--- Source material Enclosed Below ---

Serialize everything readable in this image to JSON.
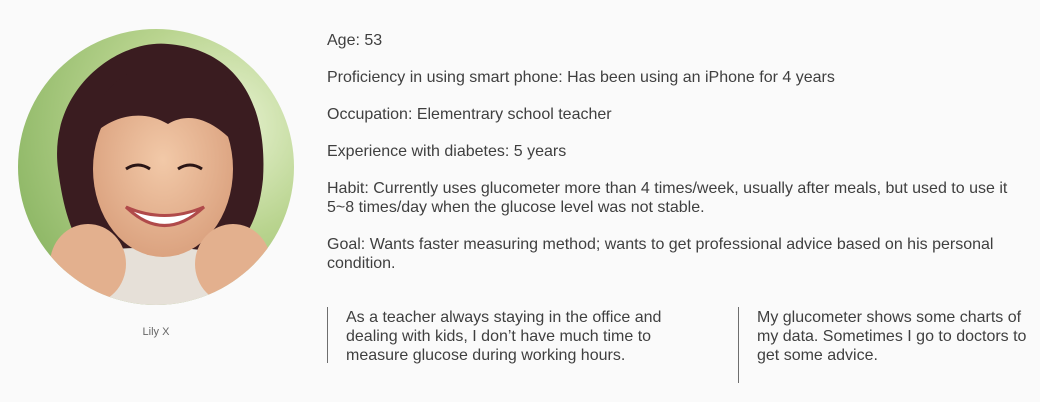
{
  "persona": {
    "name": "Lily X",
    "avatar_icon": "persona-portrait"
  },
  "profile": {
    "age": "Age: 53",
    "proficiency": "Proficiency in using smart phone: Has been using an iPhone for 4 years",
    "occupation": "Occupation: Elementrary school teacher",
    "experience": "Experience with diabetes: 5 years",
    "habit": "Habit: Currently uses glucometer more than 4 times/week, usually after meals, but used to use it 5~8 times/day when the glucose level was not stable.",
    "goal": "Goal: Wants faster measuring method; wants to get professional advice based on his personal condition."
  },
  "quotes": [
    "As a teacher always staying in the office and dealing with kids, I don’t have much time to measure glucose during working hours.",
    "My glucometer shows some charts of my data. Sometimes I go to doctors to get some advice."
  ],
  "colors": {
    "background": "#fafafa",
    "text": "#3f3f3f",
    "divider": "#6e6e6e"
  }
}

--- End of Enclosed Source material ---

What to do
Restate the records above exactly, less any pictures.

Task solution
Serialize everything readable in this image to JSON.
{
  "persona": {
    "name": "Lily X",
    "avatar_icon": "persona-portrait"
  },
  "profile": {
    "age": "Age: 53",
    "proficiency": "Proficiency in using smart phone: Has been using an iPhone for 4 years",
    "occupation": "Occupation: Elementrary school teacher",
    "experience": "Experience with diabetes: 5 years",
    "habit": "Habit: Currently uses glucometer more than 4 times/week, usually after meals, but used to use it 5~8 times/day when the glucose level was not stable.",
    "goal": "Goal: Wants faster measuring method; wants to get professional advice based on his personal condition."
  },
  "quotes": [
    "As a teacher always staying in the office and dealing with kids, I don’t have much time to measure glucose during working hours.",
    "My glucometer shows some charts of my data. Sometimes I go to doctors to get some advice."
  ],
  "colors": {
    "background": "#fafafa",
    "text": "#3f3f3f",
    "divider": "#6e6e6e"
  }
}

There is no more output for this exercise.